(Component data from apps and pages)

——

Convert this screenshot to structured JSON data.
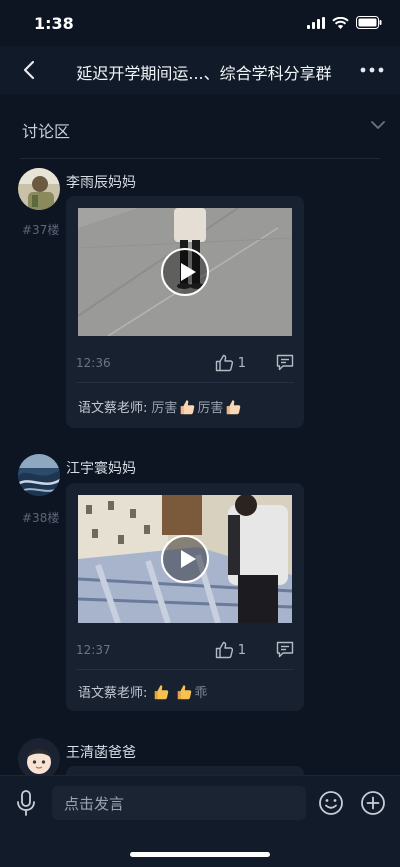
{
  "status_bar": {
    "time": "1:38"
  },
  "nav": {
    "title": "延迟开学期间运...、综合学科分享群"
  },
  "section": {
    "title": "讨论区"
  },
  "posts": [
    {
      "floor": "#37楼",
      "author": "李雨辰妈妈",
      "time": "12:36",
      "likes": "1",
      "reply": {
        "name": "语文蔡老师:",
        "parts": [
          "厉害",
          "厉害"
        ]
      }
    },
    {
      "floor": "#38楼",
      "author": "江宇寰妈妈",
      "time": "12:37",
      "likes": "1",
      "reply": {
        "name": "语文蔡老师:",
        "text_after": "乖"
      }
    },
    {
      "author": "王清菡爸爸"
    }
  ],
  "input": {
    "placeholder": "点击发言"
  },
  "colors": {
    "background": "#0d1522",
    "card": "#18212f",
    "navbar": "#111a28"
  }
}
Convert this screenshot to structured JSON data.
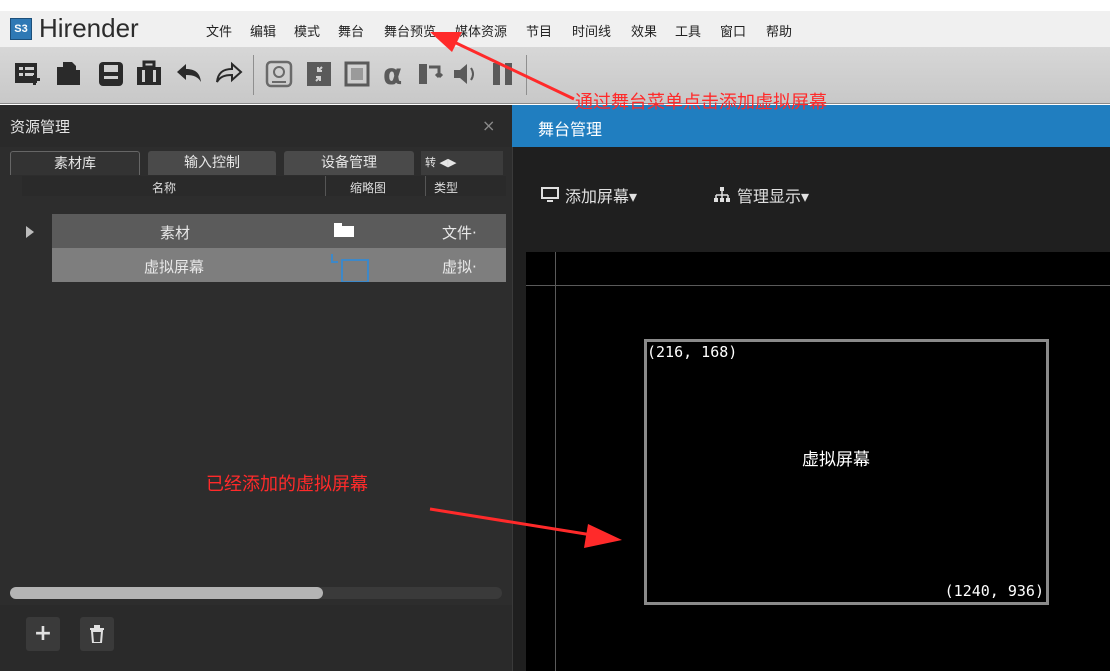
{
  "app": {
    "logo_text": "S3",
    "title": "Hirender"
  },
  "menu": {
    "items": [
      "文件",
      "编辑",
      "模式",
      "舞台",
      "舞台预览",
      "媒体资源",
      "节目",
      "时间线",
      "效果",
      "工具",
      "窗口",
      "帮助"
    ]
  },
  "toolbar": {
    "icons": [
      "add-list-icon",
      "open-folder-icon",
      "save-icon",
      "briefcase-icon",
      "undo-icon",
      "redo-icon",
      "location-icon",
      "shrink-icon",
      "frame-icon",
      "alpha-icon",
      "loop-icon",
      "volume-icon",
      "pause-icon"
    ]
  },
  "resource_panel": {
    "title": "资源管理",
    "close": "×",
    "tabs": [
      "素材库",
      "输入控制",
      "设备管理",
      "转"
    ],
    "columns": {
      "name": "名称",
      "thumb": "缩略图",
      "type": "类型"
    },
    "rows": [
      {
        "name": "素材",
        "type": "文件·"
      },
      {
        "name": "虚拟屏幕",
        "type": "虚拟·"
      }
    ],
    "buttons": {
      "add": "+",
      "delete": "🗑"
    }
  },
  "stage": {
    "title": "舞台管理",
    "add_screen": "添加屏幕▾",
    "manage_display": "管理显示▾",
    "virtual_screen": {
      "label": "虚拟屏幕",
      "top_left": "(216, 168)",
      "bottom_right": "(1240, 936)"
    }
  },
  "annotations": {
    "menu_hint": "通过舞台菜单点击添加虚拟屏幕",
    "screen_hint": "已经添加的虚拟屏幕"
  },
  "colors": {
    "stage_header": "#207ec0",
    "annotation": "#ff2a2a",
    "logo": "#2f79b5"
  }
}
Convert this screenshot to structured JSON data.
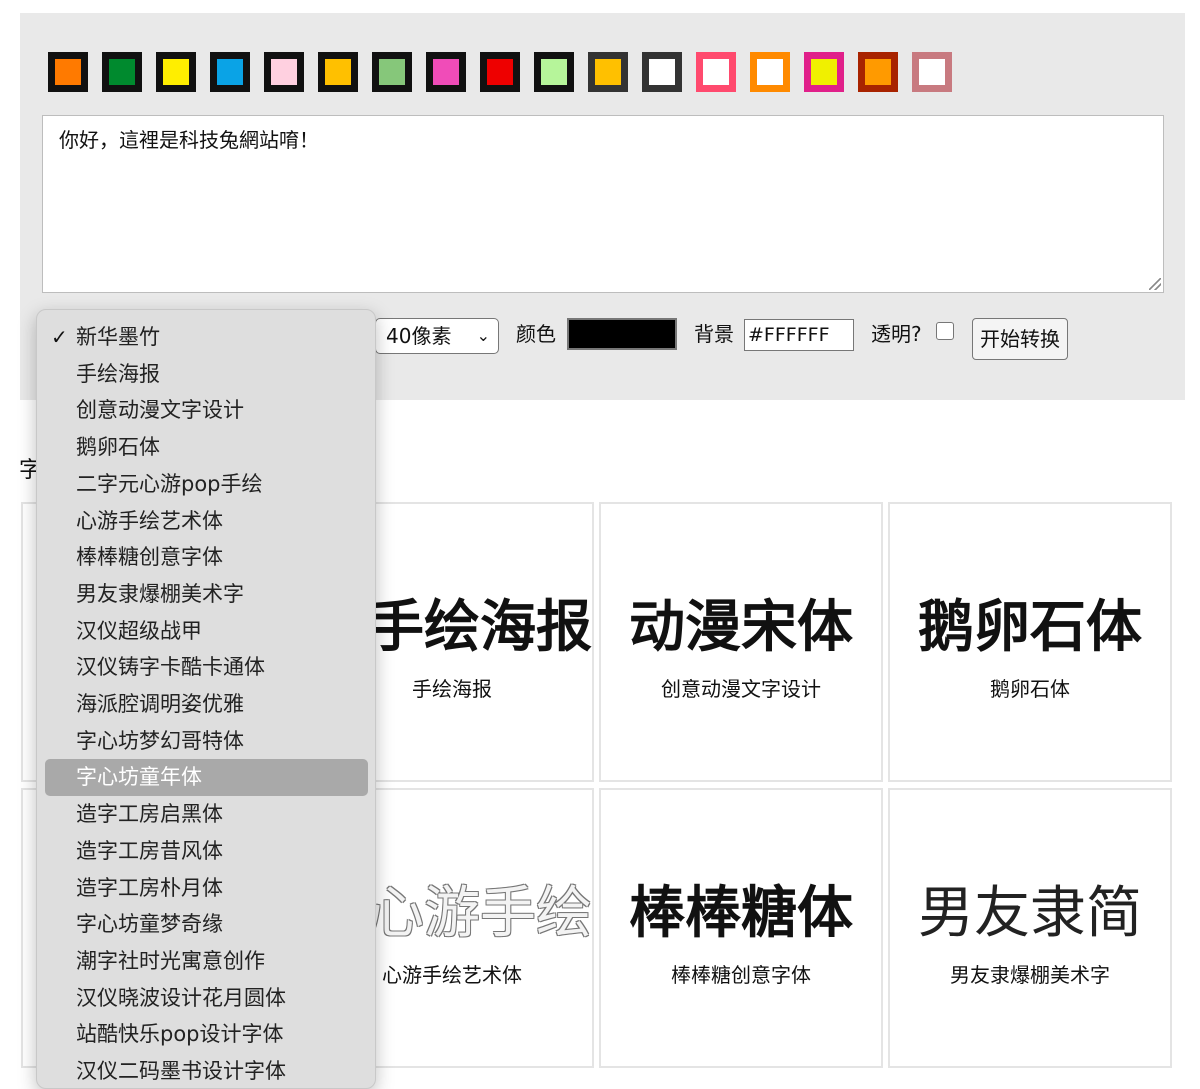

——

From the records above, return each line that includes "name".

        "name": "语文蔡老师:",
        "name": "语文蔡老师:",
      "name": "名称",
        "name": "素材",
        "name": "虚拟屏幕",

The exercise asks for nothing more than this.